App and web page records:
Content starts

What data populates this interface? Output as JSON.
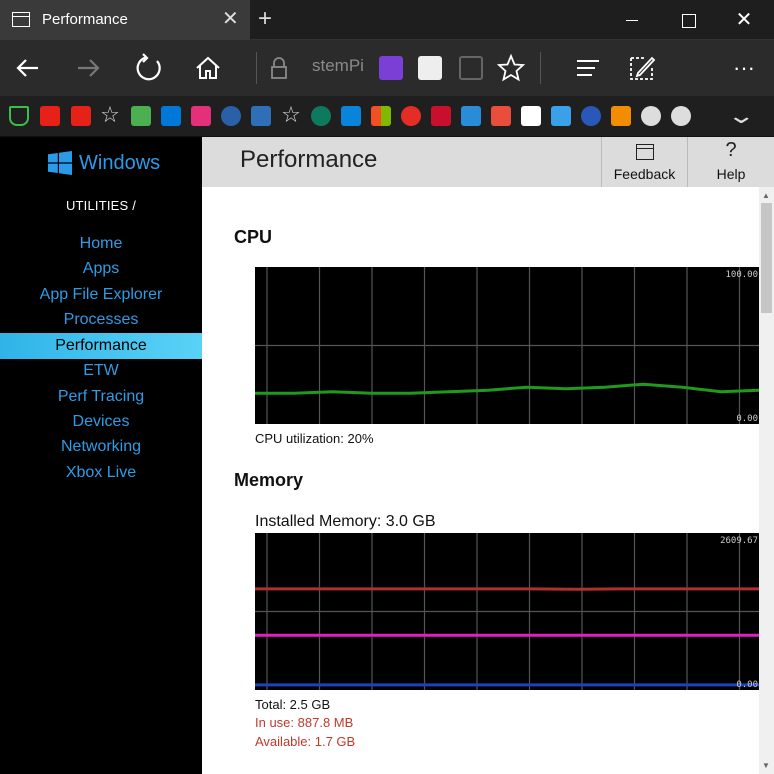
{
  "browser": {
    "tab_title": "Performance",
    "address_fragment": "stemPi",
    "icons": {
      "tab": "page-icon",
      "tab_close": "close-icon",
      "new_tab": "plus-icon",
      "back": "back-arrow-icon",
      "forward": "forward-arrow-icon",
      "refresh": "refresh-icon",
      "home": "home-icon",
      "lock": "lock-icon",
      "favorite": "star-icon",
      "hub": "hub-icon",
      "notes": "web-note-icon",
      "more": "more-icon"
    },
    "favorites_chevron": "chevron-down-icon"
  },
  "sidebar": {
    "logo_text": "Windows",
    "section_label": "UTILITIES /",
    "items": [
      {
        "label": "Home"
      },
      {
        "label": "Apps"
      },
      {
        "label": "App File Explorer"
      },
      {
        "label": "Processes"
      },
      {
        "label": "Performance"
      },
      {
        "label": "ETW"
      },
      {
        "label": "Perf Tracing"
      },
      {
        "label": "Devices"
      },
      {
        "label": "Networking"
      },
      {
        "label": "Xbox Live"
      }
    ],
    "active_index": 4
  },
  "header": {
    "title": "Performance",
    "feedback_label": "Feedback",
    "help_label": "Help",
    "feedback_icon": "calendar-icon",
    "help_icon": "question-icon"
  },
  "cpu": {
    "title": "CPU",
    "utilization_text": "CPU utilization: 20%",
    "y_max_label": "100.00",
    "y_min_label": "0.00",
    "chart_data": {
      "type": "line",
      "ylim": [
        0,
        100
      ],
      "series": [
        {
          "color": "#1f9a1f",
          "values": [
            18,
            18,
            19,
            18,
            18,
            19,
            20,
            22,
            21,
            22,
            24,
            22,
            19,
            20
          ]
        }
      ]
    }
  },
  "memory": {
    "title": "Memory",
    "installed_text": "Installed Memory: 3.0 GB",
    "y_max_label": "2609.67",
    "y_min_label": "0.00",
    "total_text": "Total: 2.5 GB",
    "in_use_text": "In use: 887.8 MB",
    "available_text": "Available: 1.7 GB",
    "chart_data": {
      "type": "line",
      "ylim": [
        0,
        2609.67
      ],
      "series": [
        {
          "color": "#b03030",
          "values": [
            1700,
            1700,
            1700,
            1700,
            1700,
            1700,
            1700,
            1695,
            1700,
            1700,
            1700,
            1700
          ]
        },
        {
          "color": "#e020c0",
          "values": [
            888,
            888,
            888,
            888,
            888,
            888,
            888,
            888,
            888,
            888,
            888,
            888
          ]
        },
        {
          "color": "#2040c0",
          "values": [
            20,
            20,
            20,
            20,
            20,
            20,
            20,
            20,
            20,
            20,
            20,
            20
          ]
        }
      ]
    }
  }
}
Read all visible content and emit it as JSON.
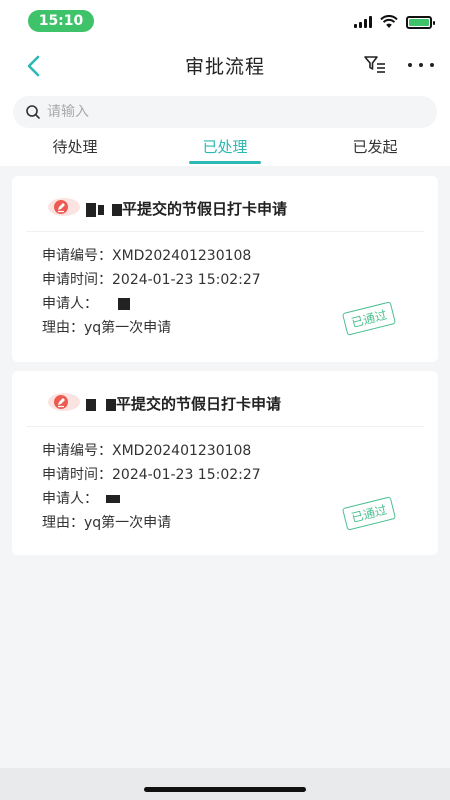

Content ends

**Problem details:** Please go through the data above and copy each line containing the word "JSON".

**Answer below:**
What data populates this interface? Output as JSON.
Read all visible content and emit it as JSON.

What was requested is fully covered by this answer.